Joyce Hooper Corrington
John M. Stephens
A story of young friends during the great depression who ride the rails and push for organizing unions while robbing trains on the side.
CONCEPT IN RELATION TO THE VIEWER:
An early work. Hemingway, Tolstoy and Tolkien didn't start out writing epics. They started out small and worked their way up. This is one of the small steps in the careers of several well known filmmakers and actors. The characters in this film are idealistic, innocent, reckless and fighting injustice.
PROS AND CONS:
I wanted to see this film just from reading the credits. Produced by Roger Corman and directed by Martin Scorsese (supposedly his second film), it stars a very young Babara Hershey and David Carradine. I was hoping for a glimpse of early genius and raw film making, which is pretty much what this is. Scorsese is not a great director here, but there are glimpses of technique that he will use later in his career. The script and the acting are somewhat lacking, but then again, this is not a film with a big budget.
The underlying theme is the ineptitude of the greedy vs. the cunning and craftiness of the down trodden. The basic good vs. evil story set in 1930s rural America. The film is shot on location with minimal set design and continuity. There are numerous errors regarding props that are out of the time period and historical inaccuracy. The film is typical of the counter-culture film making of the late 1970s, when young directors were trying to distance themselves form the big studios and find new forms of expression and story telling. The acting is passable, the lighting a bit harsh in places, downright dim in others. The editing is a bit choppy and often times makes the flow of the film seem erratic.
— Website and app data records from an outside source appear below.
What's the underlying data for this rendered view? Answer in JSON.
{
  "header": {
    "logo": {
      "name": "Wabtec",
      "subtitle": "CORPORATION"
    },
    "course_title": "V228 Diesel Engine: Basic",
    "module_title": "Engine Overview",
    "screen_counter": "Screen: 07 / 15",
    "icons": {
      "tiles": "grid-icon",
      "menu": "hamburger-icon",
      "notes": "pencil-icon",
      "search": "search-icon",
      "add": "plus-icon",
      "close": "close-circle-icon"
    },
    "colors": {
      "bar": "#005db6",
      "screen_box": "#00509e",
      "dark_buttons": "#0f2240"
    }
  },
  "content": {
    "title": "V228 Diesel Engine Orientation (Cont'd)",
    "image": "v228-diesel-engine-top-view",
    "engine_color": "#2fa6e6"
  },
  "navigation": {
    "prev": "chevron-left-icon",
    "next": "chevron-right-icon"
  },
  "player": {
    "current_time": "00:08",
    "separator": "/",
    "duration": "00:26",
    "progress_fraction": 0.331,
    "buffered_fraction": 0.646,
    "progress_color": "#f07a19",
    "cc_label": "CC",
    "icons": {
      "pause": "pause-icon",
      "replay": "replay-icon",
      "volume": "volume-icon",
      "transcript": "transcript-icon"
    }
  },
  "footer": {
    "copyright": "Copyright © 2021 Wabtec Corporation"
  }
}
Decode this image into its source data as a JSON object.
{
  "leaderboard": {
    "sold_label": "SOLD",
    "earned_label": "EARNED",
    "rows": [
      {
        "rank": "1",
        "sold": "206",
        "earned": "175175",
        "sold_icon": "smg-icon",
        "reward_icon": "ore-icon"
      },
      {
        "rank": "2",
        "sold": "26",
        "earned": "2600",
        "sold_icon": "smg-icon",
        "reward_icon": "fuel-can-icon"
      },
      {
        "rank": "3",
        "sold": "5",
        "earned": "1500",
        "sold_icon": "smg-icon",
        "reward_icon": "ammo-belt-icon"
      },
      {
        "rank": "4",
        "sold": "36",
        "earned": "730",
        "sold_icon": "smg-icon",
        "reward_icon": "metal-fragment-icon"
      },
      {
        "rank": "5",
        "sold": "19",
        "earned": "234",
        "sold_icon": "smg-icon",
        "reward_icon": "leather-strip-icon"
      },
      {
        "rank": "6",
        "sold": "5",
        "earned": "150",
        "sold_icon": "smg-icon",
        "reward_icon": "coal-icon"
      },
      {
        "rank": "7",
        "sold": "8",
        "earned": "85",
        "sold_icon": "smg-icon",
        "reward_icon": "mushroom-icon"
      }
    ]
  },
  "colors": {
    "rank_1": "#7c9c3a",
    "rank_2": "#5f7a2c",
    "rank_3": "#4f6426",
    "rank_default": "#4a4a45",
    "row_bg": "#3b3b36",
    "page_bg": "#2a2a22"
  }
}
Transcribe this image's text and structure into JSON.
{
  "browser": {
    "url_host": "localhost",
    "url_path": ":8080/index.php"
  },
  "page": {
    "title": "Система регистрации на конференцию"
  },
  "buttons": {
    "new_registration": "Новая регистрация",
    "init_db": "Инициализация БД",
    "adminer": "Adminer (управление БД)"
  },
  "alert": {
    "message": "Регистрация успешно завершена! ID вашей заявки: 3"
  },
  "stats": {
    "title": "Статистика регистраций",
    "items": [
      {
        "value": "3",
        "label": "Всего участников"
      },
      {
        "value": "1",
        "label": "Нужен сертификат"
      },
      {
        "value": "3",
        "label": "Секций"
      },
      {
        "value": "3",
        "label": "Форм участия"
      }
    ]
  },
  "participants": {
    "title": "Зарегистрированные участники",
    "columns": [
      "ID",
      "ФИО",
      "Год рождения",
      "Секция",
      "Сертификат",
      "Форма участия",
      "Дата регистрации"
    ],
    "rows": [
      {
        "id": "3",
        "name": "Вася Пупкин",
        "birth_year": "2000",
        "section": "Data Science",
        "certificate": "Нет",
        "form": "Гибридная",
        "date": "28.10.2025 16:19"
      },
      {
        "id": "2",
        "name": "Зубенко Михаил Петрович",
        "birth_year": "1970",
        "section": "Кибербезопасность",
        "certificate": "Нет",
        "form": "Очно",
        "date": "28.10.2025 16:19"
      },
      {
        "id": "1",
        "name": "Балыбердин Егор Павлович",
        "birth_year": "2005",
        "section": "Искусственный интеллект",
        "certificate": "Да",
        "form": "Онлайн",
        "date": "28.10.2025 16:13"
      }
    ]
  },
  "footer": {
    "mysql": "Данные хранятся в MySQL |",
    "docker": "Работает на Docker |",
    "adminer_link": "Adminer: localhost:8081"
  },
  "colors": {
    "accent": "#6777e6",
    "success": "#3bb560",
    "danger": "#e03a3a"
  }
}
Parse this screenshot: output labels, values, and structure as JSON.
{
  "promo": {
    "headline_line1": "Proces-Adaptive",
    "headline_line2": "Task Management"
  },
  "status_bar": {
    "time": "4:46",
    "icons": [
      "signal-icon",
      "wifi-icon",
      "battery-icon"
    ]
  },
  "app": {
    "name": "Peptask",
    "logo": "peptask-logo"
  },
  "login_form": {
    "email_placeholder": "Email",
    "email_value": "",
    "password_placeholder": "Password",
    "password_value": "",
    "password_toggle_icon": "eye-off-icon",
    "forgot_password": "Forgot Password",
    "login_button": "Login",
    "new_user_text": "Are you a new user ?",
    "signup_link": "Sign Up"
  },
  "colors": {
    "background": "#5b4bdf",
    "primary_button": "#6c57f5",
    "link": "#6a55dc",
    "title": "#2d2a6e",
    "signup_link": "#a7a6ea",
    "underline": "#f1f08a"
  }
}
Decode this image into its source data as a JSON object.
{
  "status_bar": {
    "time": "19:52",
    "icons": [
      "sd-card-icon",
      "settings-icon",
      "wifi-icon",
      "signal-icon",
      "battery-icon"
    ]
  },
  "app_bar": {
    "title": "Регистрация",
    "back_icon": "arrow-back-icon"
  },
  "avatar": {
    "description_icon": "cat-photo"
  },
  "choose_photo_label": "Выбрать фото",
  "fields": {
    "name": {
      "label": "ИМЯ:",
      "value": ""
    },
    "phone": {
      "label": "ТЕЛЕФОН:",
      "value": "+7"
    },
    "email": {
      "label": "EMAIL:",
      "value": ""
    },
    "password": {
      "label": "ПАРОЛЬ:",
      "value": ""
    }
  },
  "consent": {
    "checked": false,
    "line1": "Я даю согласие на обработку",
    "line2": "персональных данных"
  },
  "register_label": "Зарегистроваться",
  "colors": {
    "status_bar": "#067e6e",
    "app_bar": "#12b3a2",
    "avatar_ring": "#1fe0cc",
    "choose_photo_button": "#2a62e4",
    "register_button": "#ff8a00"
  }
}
The folly artistry is basic and the naked love scenes and crucifixion at the end of the film are somewhat gratuitous and aren't really necessary. As in many Scorsese films, there is a blood bath at the end. By today's standards, not a very good film but probably ground breaking for its time.